The defendants insist that an administrator has an unlimited discretion in determining whether to demand cash or extend credit when selling property of an estate, under Code Ann. § 113-1703 (Ga. L. 1958, pp. 657, 670).
The defendants assert that the decision in Adamson v. Petty, 230 Ga. 87 ( 195 S.E.2d 436), is determinative of the issue that the court of ordinary had no jurisdiction to require the administrators to accept terms or credit for the sale of the property.
The case of Adamson v. Petty, supra, involved the same estate in litigation here. The administrators brought that action seeking a declaration of the validity of a sale made in 1971 of a tract of land belonging to the estate. While the decision held that there "is no specific requirement that an order granting leave to sell specify the terms of sale," citing Code § 113-1706 (as amended by Ga. L. 1951, p. 476; Ga. L. 1958, pp. 657, 671), no ruling was made that the court of ordinary had no jurisdiction to specify terms. In that case the property was sold to an innocent purchaser "in substantial compliance with the advertised terms of sale as modified by announcement at the time of public sale..."
"An administrator who ... is an heir at law of his intestate, and as such has an interest in property being sold by him as such representative, may purchase at a sale of it, provided he is guilty of no fraud, and it is exposed for sale in the ordinary mode and under circumstances to command the best price obtainable..." Anderson v. Miller, 212 Ga. 477 (1) ( 94 S.E.2d 321).
In the present case the administrators petitioned the court of ordinary for an order of sale on credit terms, with no prepayment to be allowed prior to August 30, 1974; the ordinary granted leave to sell on these terms; these terms were included in the advertisement of sale; and these terms were announced by the administrators at the sale.

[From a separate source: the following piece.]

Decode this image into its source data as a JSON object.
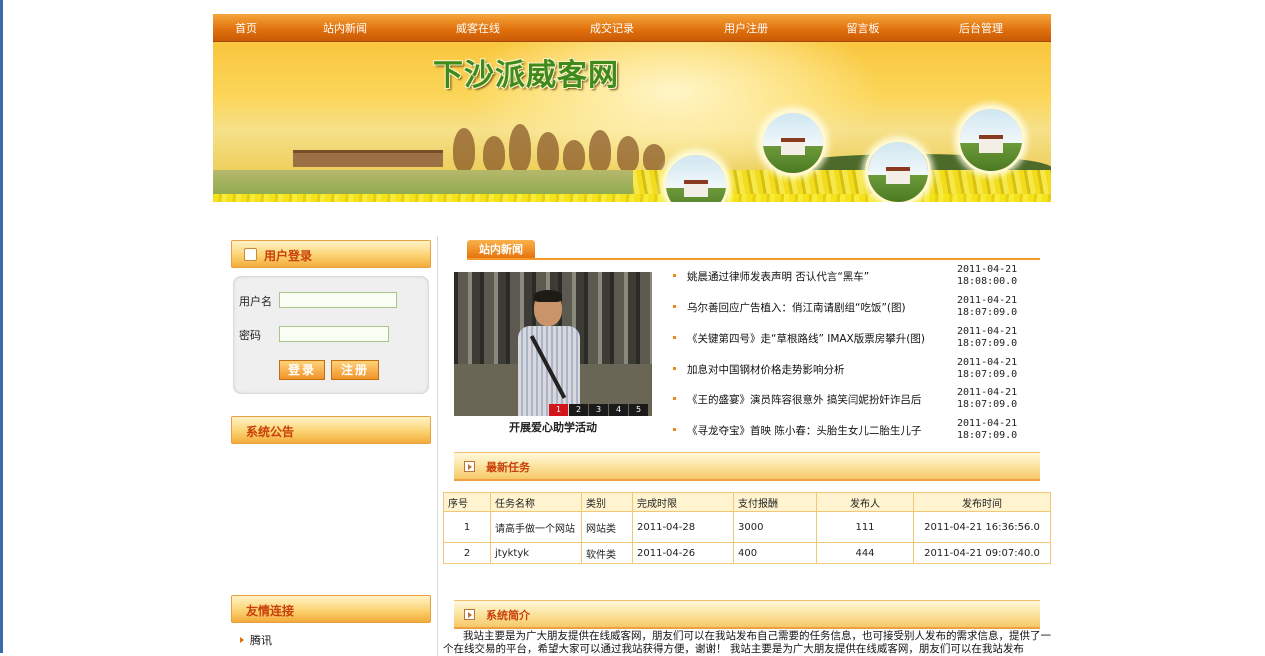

After the administrators were successful bidders at their own sale, they cannot change the terms of sale in order to obtain an advantage to themselves, to the detriment of the heirs at law.
The trial judge did not err in requiring the administrators and other heirs to whom they sold at public sale to abide by the terms of sale provided by the court of ordinary and announced by the administrators at the sale.
4. It is contended that the trial judge erred in holding the sale of one tract voidable, with the right to have the sale approved upon the purchasers paying an additional $900 per acre within 20 days from the order, and complying with other terms of the order.
The defendants assert that to require the administrators to agree on a pre-arranged price, when the terms of the public sale specify that the land is to be sold to the highest bidder, contravenes public policy. They cite Cummings v. Johnson, 218 Ga. 559 (5) ( 129 S.E.2d 762), which holds: "An agreement by an administratrix to make a conveyance upon stipulated terms is contrary to public policy and unenforceable."
This ruling in Cummings v. Johnson, supra, referred to a private contract between an administratrix and a proposed purchaser.
It is the duty of an administrator to sell the property of his intestate for an adequate price, and to withdraw it from sale when it becomes apparent to him that it is about to be sacrificed for want of a bid commensurate with its true market value. Hall v. White, 215 Ga. 144 (2) ( 109 S.E.2d 516).
It appeared from the evidence in the present case that the administrators were required by an injunctive order not to sell the property of the estate at less than stated appraised values. The sale was thus made subject to the provisions of this order. Altman v. Whitaker, 186 Ga. 85, 90 ( 196 S.E. 717).
The trial judge did not err in holding the sale of one tract of the land voidable which did not bring the appraised value.
It was not error to allow the purchasers to have the sale confirmed on the condition that they pay an additional price in accordance with the injunctive order. Compare Cromer v. Cromer, 222 Ga. 365, 368 ( 149 S.E.2d 804).
Judgment affirmed. All the Justices concur.